Stored data entries:

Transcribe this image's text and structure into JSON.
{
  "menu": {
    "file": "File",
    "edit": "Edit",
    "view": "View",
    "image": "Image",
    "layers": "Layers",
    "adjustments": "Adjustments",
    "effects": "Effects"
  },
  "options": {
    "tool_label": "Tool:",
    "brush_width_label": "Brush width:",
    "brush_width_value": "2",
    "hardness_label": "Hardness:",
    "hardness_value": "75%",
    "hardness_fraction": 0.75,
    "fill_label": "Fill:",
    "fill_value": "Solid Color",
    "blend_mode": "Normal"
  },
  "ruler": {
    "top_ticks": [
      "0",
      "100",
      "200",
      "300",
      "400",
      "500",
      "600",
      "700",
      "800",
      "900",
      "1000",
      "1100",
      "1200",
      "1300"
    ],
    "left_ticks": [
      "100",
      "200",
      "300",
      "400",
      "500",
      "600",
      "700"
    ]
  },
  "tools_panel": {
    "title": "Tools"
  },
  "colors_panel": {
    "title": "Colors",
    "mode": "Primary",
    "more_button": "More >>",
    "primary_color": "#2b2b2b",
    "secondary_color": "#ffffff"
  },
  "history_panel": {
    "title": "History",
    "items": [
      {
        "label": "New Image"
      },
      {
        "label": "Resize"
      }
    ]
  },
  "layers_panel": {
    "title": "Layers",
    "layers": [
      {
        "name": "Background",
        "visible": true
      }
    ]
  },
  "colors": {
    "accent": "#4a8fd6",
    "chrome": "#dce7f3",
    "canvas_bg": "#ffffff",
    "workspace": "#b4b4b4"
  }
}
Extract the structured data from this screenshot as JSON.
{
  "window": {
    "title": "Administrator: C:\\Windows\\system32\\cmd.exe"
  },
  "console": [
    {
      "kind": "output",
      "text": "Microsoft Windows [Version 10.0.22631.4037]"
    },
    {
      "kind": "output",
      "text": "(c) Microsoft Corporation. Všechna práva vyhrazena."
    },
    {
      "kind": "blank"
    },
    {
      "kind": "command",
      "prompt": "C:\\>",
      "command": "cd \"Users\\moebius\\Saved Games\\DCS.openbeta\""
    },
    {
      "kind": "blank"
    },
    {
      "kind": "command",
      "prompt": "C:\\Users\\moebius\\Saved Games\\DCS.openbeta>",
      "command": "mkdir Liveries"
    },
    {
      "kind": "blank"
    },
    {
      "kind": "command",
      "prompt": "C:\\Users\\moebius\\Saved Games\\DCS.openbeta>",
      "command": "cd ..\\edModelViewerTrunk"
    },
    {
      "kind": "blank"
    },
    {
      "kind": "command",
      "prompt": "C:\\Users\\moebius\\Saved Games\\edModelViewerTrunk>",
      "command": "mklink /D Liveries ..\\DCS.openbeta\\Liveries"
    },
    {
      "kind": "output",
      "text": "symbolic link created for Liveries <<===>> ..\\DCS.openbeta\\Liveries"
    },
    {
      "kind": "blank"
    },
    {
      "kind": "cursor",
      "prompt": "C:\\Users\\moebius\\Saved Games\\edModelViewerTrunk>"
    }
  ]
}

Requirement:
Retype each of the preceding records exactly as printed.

Expected answer:
Transcribe this image's text and structure into JSON.
{
  "menu": {
    "file": "File",
    "edit": "Edit",
    "view": "View",
    "image": "Image",
    "layers": "Layers",
    "adjustments": "Adjustments",
    "effects": "Effects"
  },
  "options": {
    "tool_label": "Tool:",
    "brush_width_label": "Brush width:",
    "brush_width_value": "2",
    "hardness_label": "Hardness:",
    "hardness_value": "75%",
    "hardness_fraction": 0.75,
    "fill_label": "Fill:",
    "fill_value": "Solid Color",
    "blend_mode": "Normal"
  },
  "ruler": {
    "top_ticks": [
      "0",
      "100",
      "200",
      "300",
      "400",
      "500",
      "600",
      "700",
      "800",
      "900",
      "1000",
      "1100",
      "1200",
      "1300"
    ],
    "left_ticks": [
      "100",
      "200",
      "300",
      "400",
      "500",
      "600",
      "700"
    ]
  },
  "tools_panel": {
    "title": "Tools"
  },
  "colors_panel": {
    "title": "Colors",
    "mode": "Primary",
    "more_button": "More >>",
    "primary_color": "#2b2b2b",
    "secondary_color": "#ffffff"
  },
  "history_panel": {
    "title": "History",
    "items": [
      {
        "label": "New Image"
      },
      {
        "label": "Resize"
      }
    ]
  },
  "layers_panel": {
    "title": "Layers",
    "layers": [
      {
        "name": "Background",
        "visible": true
      }
    ]
  },
  "colors": {
    "accent": "#4a8fd6",
    "chrome": "#dce7f3",
    "canvas_bg": "#ffffff",
    "workspace": "#b4b4b4"
  }
}
Extract the structured data from this screenshot as JSON.
{
  "window": {
    "title": "Administrator: C:\\Windows\\system32\\cmd.exe"
  },
  "console": [
    {
      "kind": "output",
      "text": "Microsoft Windows [Version 10.0.22631.4037]"
    },
    {
      "kind": "output",
      "text": "(c) Microsoft Corporation. Všechna práva vyhrazena."
    },
    {
      "kind": "blank"
    },
    {
      "kind": "command",
      "prompt": "C:\\>",
      "command": "cd \"Users\\moebius\\Saved Games\\DCS.openbeta\""
    },
    {
      "kind": "blank"
    },
    {
      "kind": "command",
      "prompt": "C:\\Users\\moebius\\Saved Games\\DCS.openbeta>",
      "command": "mkdir Liveries"
    },
    {
      "kind": "blank"
    },
    {
      "kind": "command",
      "prompt": "C:\\Users\\moebius\\Saved Games\\DCS.openbeta>",
      "command": "cd ..\\edModelViewerTrunk"
    },
    {
      "kind": "blank"
    },
    {
      "kind": "command",
      "prompt": "C:\\Users\\moebius\\Saved Games\\edModelViewerTrunk>",
      "command": "mklink /D Liveries ..\\DCS.openbeta\\Liveries"
    },
    {
      "kind": "output",
      "text": "symbolic link created for Liveries <<===>> ..\\DCS.openbeta\\Liveries"
    },
    {
      "kind": "blank"
    },
    {
      "kind": "cursor",
      "prompt": "C:\\Users\\moebius\\Saved Games\\edModelViewerTrunk>"
    }
  ]
}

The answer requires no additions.